**TASK TO COMPLETE**
Write the data below out again, with each line matching the original.

======== DATA FOR THIS TASK

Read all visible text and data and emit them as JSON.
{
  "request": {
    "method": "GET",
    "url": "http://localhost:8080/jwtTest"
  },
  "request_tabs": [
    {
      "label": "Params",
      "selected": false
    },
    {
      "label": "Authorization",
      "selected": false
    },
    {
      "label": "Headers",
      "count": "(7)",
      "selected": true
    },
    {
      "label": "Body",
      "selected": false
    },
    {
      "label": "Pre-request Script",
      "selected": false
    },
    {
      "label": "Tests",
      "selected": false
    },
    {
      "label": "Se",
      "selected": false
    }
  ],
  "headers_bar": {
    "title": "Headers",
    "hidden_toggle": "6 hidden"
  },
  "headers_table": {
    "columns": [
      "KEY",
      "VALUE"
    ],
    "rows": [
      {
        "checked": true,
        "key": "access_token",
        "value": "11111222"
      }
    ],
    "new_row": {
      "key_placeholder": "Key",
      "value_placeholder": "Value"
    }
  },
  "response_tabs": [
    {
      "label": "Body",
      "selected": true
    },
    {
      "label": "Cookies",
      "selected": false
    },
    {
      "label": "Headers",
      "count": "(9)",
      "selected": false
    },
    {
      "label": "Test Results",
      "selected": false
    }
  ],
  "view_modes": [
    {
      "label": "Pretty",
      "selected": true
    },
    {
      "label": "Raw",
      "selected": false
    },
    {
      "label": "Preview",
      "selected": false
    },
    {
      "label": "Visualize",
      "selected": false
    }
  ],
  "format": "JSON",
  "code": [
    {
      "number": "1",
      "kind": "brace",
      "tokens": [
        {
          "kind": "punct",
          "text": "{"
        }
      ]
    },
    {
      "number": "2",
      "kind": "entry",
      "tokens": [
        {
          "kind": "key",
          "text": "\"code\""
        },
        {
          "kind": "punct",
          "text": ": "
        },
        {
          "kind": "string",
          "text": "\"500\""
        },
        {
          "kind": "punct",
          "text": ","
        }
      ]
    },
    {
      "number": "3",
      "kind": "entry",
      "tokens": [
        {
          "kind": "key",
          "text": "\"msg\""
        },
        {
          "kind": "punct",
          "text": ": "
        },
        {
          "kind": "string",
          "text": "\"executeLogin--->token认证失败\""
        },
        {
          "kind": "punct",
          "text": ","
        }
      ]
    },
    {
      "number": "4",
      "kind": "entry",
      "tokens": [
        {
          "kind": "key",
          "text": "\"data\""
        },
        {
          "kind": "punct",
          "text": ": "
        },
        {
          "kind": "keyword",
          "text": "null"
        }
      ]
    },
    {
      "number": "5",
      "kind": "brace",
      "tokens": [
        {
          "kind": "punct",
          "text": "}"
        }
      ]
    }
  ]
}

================

**FINISHED EXERCISE**
Read all visible text and data and emit them as JSON.
{
  "request": {
    "method": "GET",
    "url": "http://localhost:8080/jwtTest"
  },
  "request_tabs": [
    {
      "label": "Params",
      "selected": false
    },
    {
      "label": "Authorization",
      "selected": false
    },
    {
      "label": "Headers",
      "count": "(7)",
      "selected": true
    },
    {
      "label": "Body",
      "selected": false
    },
    {
      "label": "Pre-request Script",
      "selected": false
    },
    {
      "label": "Tests",
      "selected": false
    },
    {
      "label": "Se",
      "selected": false
    }
  ],
  "headers_bar": {
    "title": "Headers",
    "hidden_toggle": "6 hidden"
  },
  "headers_table": {
    "columns": [
      "KEY",
      "VALUE"
    ],
    "rows": [
      {
        "checked": true,
        "key": "access_token",
        "value": "11111222"
      }
    ],
    "new_row": {
      "key_placeholder": "Key",
      "value_placeholder": "Value"
    }
  },
  "response_tabs": [
    {
      "label": "Body",
      "selected": true
    },
    {
      "label": "Cookies",
      "selected": false
    },
    {
      "label": "Headers",
      "count": "(9)",
      "selected": false
    },
    {
      "label": "Test Results",
      "selected": false
    }
  ],
  "view_modes": [
    {
      "label": "Pretty",
      "selected": true
    },
    {
      "label": "Raw",
      "selected": false
    },
    {
      "label": "Preview",
      "selected": false
    },
    {
      "label": "Visualize",
      "selected": false
    }
  ],
  "format": "JSON",
  "code": [
    {
      "number": "1",
      "kind": "brace",
      "tokens": [
        {
          "kind": "punct",
          "text": "{"
        }
      ]
    },
    {
      "number": "2",
      "kind": "entry",
      "tokens": [
        {
          "kind": "key",
          "text": "\"code\""
        },
        {
          "kind": "punct",
          "text": ": "
        },
        {
          "kind": "string",
          "text": "\"500\""
        },
        {
          "kind": "punct",
          "text": ","
        }
      ]
    },
    {
      "number": "3",
      "kind": "entry",
      "tokens": [
        {
          "kind": "key",
          "text": "\"msg\""
        },
        {
          "kind": "punct",
          "text": ": "
        },
        {
          "kind": "string",
          "text": "\"executeLogin--->token认证失败\""
        },
        {
          "kind": "punct",
          "text": ","
        }
      ]
    },
    {
      "number": "4",
      "kind": "entry",
      "tokens": [
        {
          "kind": "key",
          "text": "\"data\""
        },
        {
          "kind": "punct",
          "text": ": "
        },
        {
          "kind": "keyword",
          "text": "null"
        }
      ]
    },
    {
      "number": "5",
      "kind": "brace",
      "tokens": [
        {
          "kind": "punct",
          "text": "}"
        }
      ]
    }
  ]
}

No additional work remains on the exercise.